Tevet/Shevat 5777

Call 206-567-9414 for event details or see our online calendar here.

January 2017

  • 7 JLC
  • 21 Havdalah Potluck with Jamal Rahman
  • 23 Music of Remembrance Concert
  • 28 JLC
  • 30 Super Supper


  • 4 Jordan Palmer’s Bar Mitzvah
  • 11 Tu B’Shevat
  • 25 JLC
  • 27 Super Supper


Two of us sadly lost their mothers in December.  Jill Onewein’s mother passed away here at 100 years of age, and Sue Steindorf’s mother died in California after a long illness.  Both Jill and Sue worked very hard to be sure that their mothers were well cared for and gave them much love, support, and thoughtfulness.  Our deep condolences to you both, and may memories of your mothers be sources of wisdom and blessings to you.

Mazal Tov to Mel Leiman on the celebration of his 90th birthday!  Mel, in his kindness, idealism, optimism, and scholarship is a model for all of us.


Saturday, January  21 at 5:45 p.m. at The Dayaalu Center 159 Wyatt Way NE, Bainbridge Island

This month’s Havdalah Potluck  is at Dayaalu (thank you, Sue). Jamal Rahman, one of the Interfaith Amigos, is coming to speak. 

Amigos ICS-2

Here is a link to some info about Jamal Rahman – http://www.jamalrahman.com/interfaithamigos.html


Paul, Savannah and Gabe Travis recently returned from 2 weeks in the west central state of Maharashtra, India. Ironically, Savannah (who has studied both Hindi and Bollywood dance) was only able to spend a week there — because her final exams went later. During that time, Gabe and Paul spent time with Paul’s work colleagues in Pune.

The three spent some time exploring Pune, Lonavala, Alibag, and Mumbai. On their last night, Friday, they were able to catch part of the Kenesseth Eliyahoo Synagogue Shabbat Service — wherein Savannah had to sit in a separate section, screened off for the women. This is part of their culture, among other areas of gender segregation.
And for those of you asking “there are Jews in India?”, feel free peruse the history at https://www.jewishmag.com/162mag/jews_of_india/jews_of_india.htm.  [Note the interior photo of the Kenesseth Eliyahoo in the middle of the article.]

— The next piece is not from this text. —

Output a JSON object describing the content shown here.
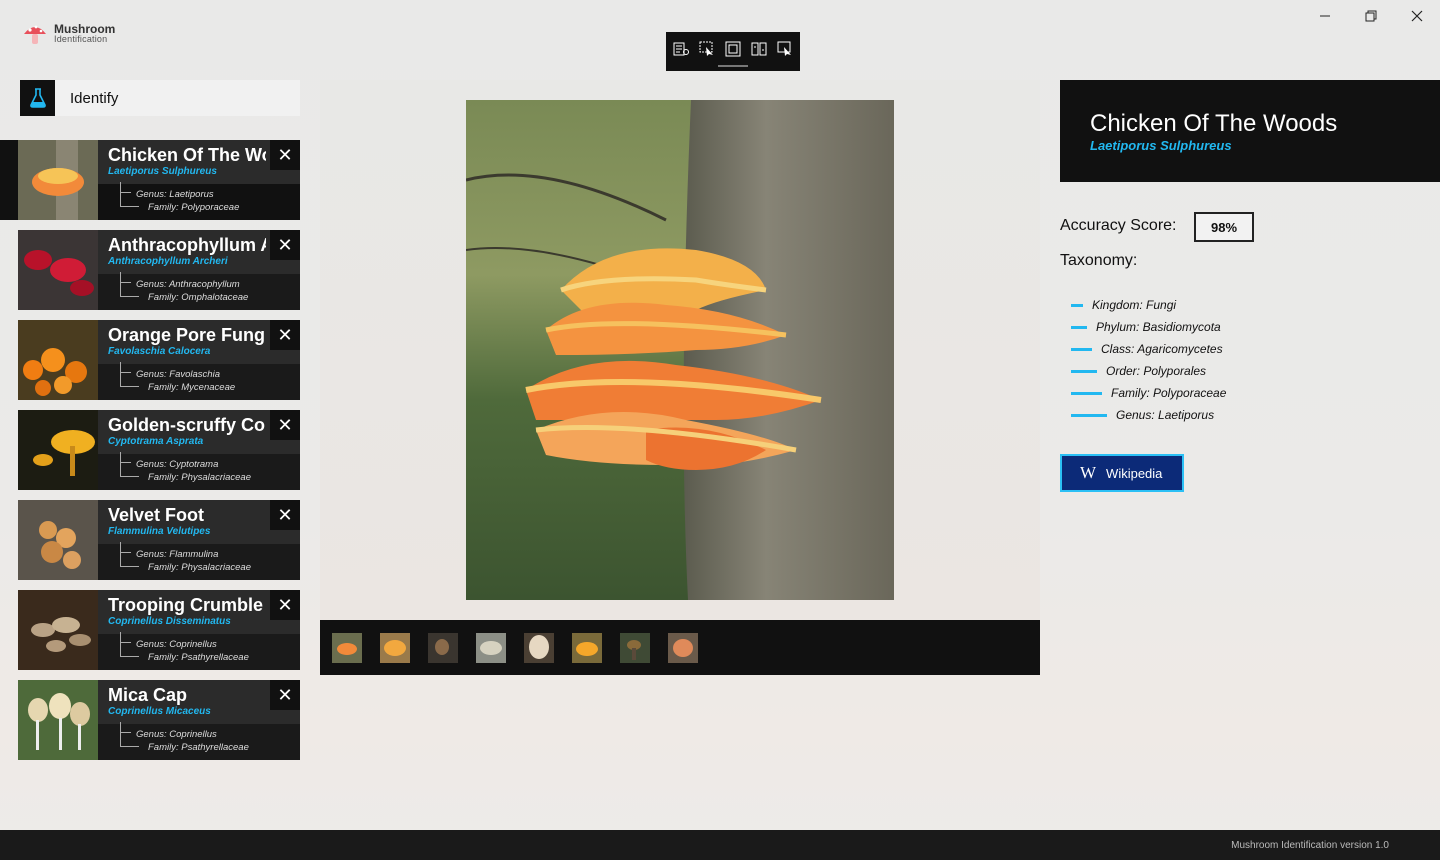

HAPPENING IN SEATTLE – Music of Remembrance

Free concert & highly recommended. You won’t be disappointed! Art from Ashes: International Holocaust Remembrance Day Concert. Spring Concert at Illsley Ball Nordstrom Recital Hall at Benaroya Hall. 

Monday, January 23, 2017 – 5:00pm

Music of Remembrance (MOR) presents a free community concert at Seattle’s Benaroya Hall to honor International Holocaust Remembrance Day. On January 27, 1945, Auschwitz-Birkenau, the largest Nazi death camp, was liberated by the Soviet army.

On Monday, January 23, 2017, Music of Remembrance (MOR) presents a community-wide free concert to honor this important moment in history, and commemorate International Holocaust Remembrance Day. The musical program features music from the Terezín and Vilna Ghettos, and works by composers whose lives were cut short by Nazi persecution: Hans Krása, Gideon Klein, Ilse Weber, Laszlo Weiner, and Dick Kattenburg. Featuring stellar instrumentalists drawn largely from the Seattle Symphony Orchestra, and some of the region’s finest vocal talents. MOR is a non-profit organization founded in 1998 by Artistic Director Mina Miller to remember the Holocaust through music. This concert is presented with generous support from Jack and Adina Almo. 

Admission is free, but tickets are required (limit 2 tickets per order). Seating is general admission. Questions? Please contact info@musicofremembrance.org or call 206-365-7770.



We at Jewish Family Service are resolved to stand with the most vulnerable people in our community. We are committed to providing services that honor the dignity of all human beings who turn to us.

Our history and values compel us to meet the particular needs of Jewish individuals and families. This responsibility was at the core of our founding in 1892, and it remains as critical to us today as it was then.

And, our Jewish history and values compel us to provide services to vulnerable people of all races, religions and ethnic backgrounds.

We will continue our work with people in poverty to achieve lives of greater well-being, health and stability.

We are unwavering in our commitment to serve refugees and immigrants.

We are steadfast in our service to people of any sexual orientation and any gender identity.

We are committed to supporting people of all abilities to live as fully and independently as possible.

We affirm that people affected by mental illness and/or addiction deserve support in achieving and maintaining a positive quality of life.

We will be here for people affected by domestic violence and will not normalize abuse.

We believe the path to a just society begins when each of us values and honors the dignity of the other as highly as our own. Our tradition demands this.

But our experience has taught us that a just society is only truly possible when the sacred values we live out as individuals extend to our greater world.

So we are resolved — to serve, to ally and to actively participate in building a just society.

For more information  – www.jfsseattle.org